* _Problem requirements_
Your task is to write out the complete listing exactly as it is shown.

* _Extracted records_

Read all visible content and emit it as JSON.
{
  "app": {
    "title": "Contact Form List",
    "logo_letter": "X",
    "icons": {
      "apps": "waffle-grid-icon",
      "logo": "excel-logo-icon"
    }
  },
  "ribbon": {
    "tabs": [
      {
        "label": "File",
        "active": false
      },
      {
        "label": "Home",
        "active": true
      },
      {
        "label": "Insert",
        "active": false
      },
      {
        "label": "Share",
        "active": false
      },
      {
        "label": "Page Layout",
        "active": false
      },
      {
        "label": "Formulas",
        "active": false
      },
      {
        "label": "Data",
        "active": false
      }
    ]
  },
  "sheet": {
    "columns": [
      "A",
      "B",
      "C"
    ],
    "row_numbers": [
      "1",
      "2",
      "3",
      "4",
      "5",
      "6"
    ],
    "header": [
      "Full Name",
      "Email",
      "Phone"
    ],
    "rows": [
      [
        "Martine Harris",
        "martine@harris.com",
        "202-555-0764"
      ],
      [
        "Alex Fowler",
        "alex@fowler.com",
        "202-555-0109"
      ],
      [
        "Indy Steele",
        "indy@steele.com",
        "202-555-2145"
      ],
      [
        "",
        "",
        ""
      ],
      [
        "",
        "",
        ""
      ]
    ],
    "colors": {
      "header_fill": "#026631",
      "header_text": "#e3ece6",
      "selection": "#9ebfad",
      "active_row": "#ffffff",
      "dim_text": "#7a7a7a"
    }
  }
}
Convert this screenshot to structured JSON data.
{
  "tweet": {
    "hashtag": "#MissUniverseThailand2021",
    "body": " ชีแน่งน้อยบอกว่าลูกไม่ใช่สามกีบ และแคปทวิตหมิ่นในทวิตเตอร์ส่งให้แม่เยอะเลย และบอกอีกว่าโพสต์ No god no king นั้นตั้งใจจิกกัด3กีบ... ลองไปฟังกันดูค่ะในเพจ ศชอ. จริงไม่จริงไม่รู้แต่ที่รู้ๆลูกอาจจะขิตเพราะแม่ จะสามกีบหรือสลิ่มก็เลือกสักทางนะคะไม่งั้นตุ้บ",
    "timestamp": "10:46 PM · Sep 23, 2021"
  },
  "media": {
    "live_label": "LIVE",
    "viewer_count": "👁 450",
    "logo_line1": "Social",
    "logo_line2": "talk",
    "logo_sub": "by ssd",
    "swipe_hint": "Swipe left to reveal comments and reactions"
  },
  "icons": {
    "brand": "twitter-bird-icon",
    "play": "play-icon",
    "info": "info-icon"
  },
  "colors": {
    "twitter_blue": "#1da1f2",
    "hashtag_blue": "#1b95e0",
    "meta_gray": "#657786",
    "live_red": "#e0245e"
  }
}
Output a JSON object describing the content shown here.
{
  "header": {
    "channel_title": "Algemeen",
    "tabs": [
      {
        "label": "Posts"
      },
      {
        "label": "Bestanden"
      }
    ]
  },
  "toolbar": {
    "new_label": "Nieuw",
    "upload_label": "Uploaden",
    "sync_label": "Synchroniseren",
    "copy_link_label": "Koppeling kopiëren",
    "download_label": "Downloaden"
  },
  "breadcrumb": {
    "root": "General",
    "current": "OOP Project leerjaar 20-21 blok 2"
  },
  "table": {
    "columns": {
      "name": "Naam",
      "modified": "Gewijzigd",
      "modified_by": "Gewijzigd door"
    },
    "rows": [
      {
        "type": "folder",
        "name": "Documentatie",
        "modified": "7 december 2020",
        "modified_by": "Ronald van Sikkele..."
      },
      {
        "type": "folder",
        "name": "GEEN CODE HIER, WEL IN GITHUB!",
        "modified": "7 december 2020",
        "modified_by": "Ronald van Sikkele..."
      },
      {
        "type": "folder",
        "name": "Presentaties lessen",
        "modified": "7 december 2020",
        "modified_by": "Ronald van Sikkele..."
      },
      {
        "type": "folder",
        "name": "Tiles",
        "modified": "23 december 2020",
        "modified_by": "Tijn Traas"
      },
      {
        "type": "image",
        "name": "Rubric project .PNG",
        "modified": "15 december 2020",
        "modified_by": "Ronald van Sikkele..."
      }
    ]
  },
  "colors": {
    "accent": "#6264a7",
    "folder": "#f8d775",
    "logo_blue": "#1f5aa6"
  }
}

* _Solution to the problem_
Read all visible content and emit it as JSON.
{
  "app": {
    "title": "Contact Form List",
    "logo_letter": "X",
    "icons": {
      "apps": "waffle-grid-icon",
      "logo": "excel-logo-icon"
    }
  },
  "ribbon": {
    "tabs": [
      {
        "label": "File",
        "active": false
      },
      {
        "label": "Home",
        "active": true
      },
      {
        "label": "Insert",
        "active": false
      },
      {
        "label": "Share",
        "active": false
      },
      {
        "label": "Page Layout",
        "active": false
      },
      {
        "label": "Formulas",
        "active": false
      },
      {
        "label": "Data",
        "active": false
      }
    ]
  },
  "sheet": {
    "columns": [
      "A",
      "B",
      "C"
    ],
    "row_numbers": [
      "1",
      "2",
      "3",
      "4",
      "5",
      "6"
    ],
    "header": [
      "Full Name",
      "Email",
      "Phone"
    ],
    "rows": [
      [
        "Martine Harris",
        "martine@harris.com",
        "202-555-0764"
      ],
      [
        "Alex Fowler",
        "alex@fowler.com",
        "202-555-0109"
      ],
      [
        "Indy Steele",
        "indy@steele.com",
        "202-555-2145"
      ],
      [
        "",
        "",
        ""
      ],
      [
        "",
        "",
        ""
      ]
    ],
    "colors": {
      "header_fill": "#026631",
      "header_text": "#e3ece6",
      "selection": "#9ebfad",
      "active_row": "#ffffff",
      "dim_text": "#7a7a7a"
    }
  }
}
Convert this screenshot to structured JSON data.
{
  "tweet": {
    "hashtag": "#MissUniverseThailand2021",
    "body": " ชีแน่งน้อยบอกว่าลูกไม่ใช่สามกีบ และแคปทวิตหมิ่นในทวิตเตอร์ส่งให้แม่เยอะเลย และบอกอีกว่าโพสต์ No god no king นั้นตั้งใจจิกกัด3กีบ... ลองไปฟังกันดูค่ะในเพจ ศชอ. จริงไม่จริงไม่รู้แต่ที่รู้ๆลูกอาจจะขิตเพราะแม่ จะสามกีบหรือสลิ่มก็เลือกสักทางนะคะไม่งั้นตุ้บ",
    "timestamp": "10:46 PM · Sep 23, 2021"
  },
  "media": {
    "live_label": "LIVE",
    "viewer_count": "👁 450",
    "logo_line1": "Social",
    "logo_line2": "talk",
    "logo_sub": "by ssd",
    "swipe_hint": "Swipe left to reveal comments and reactions"
  },
  "icons": {
    "brand": "twitter-bird-icon",
    "play": "play-icon",
    "info": "info-icon"
  },
  "colors": {
    "twitter_blue": "#1da1f2",
    "hashtag_blue": "#1b95e0",
    "meta_gray": "#657786",
    "live_red": "#e0245e"
  }
}
Output a JSON object describing the content shown here.
{
  "header": {
    "channel_title": "Algemeen",
    "tabs": [
      {
        "label": "Posts"
      },
      {
        "label": "Bestanden"
      }
    ]
  },
  "toolbar": {
    "new_label": "Nieuw",
    "upload_label": "Uploaden",
    "sync_label": "Synchroniseren",
    "copy_link_label": "Koppeling kopiëren",
    "download_label": "Downloaden"
  },
  "breadcrumb": {
    "root": "General",
    "current": "OOP Project leerjaar 20-21 blok 2"
  },
  "table": {
    "columns": {
      "name": "Naam",
      "modified": "Gewijzigd",
      "modified_by": "Gewijzigd door"
    },
    "rows": [
      {
        "type": "folder",
        "name": "Documentatie",
        "modified": "7 december 2020",
        "modified_by": "Ronald van Sikkele..."
      },
      {
        "type": "folder",
        "name": "GEEN CODE HIER, WEL IN GITHUB!",
        "modified": "7 december 2020",
        "modified_by": "Ronald van Sikkele..."
      },
      {
        "type": "folder",
        "name": "Presentaties lessen",
        "modified": "7 december 2020",
        "modified_by": "Ronald van Sikkele..."
      },
      {
        "type": "folder",
        "name": "Tiles",
        "modified": "23 december 2020",
        "modified_by": "Tijn Traas"
      },
      {
        "type": "image",
        "name": "Rubric project .PNG",
        "modified": "15 december 2020",
        "modified_by": "Ronald van Sikkele..."
      }
    ]
  },
  "colors": {
    "accent": "#6264a7",
    "folder": "#f8d775",
    "logo_blue": "#1f5aa6"
  }
}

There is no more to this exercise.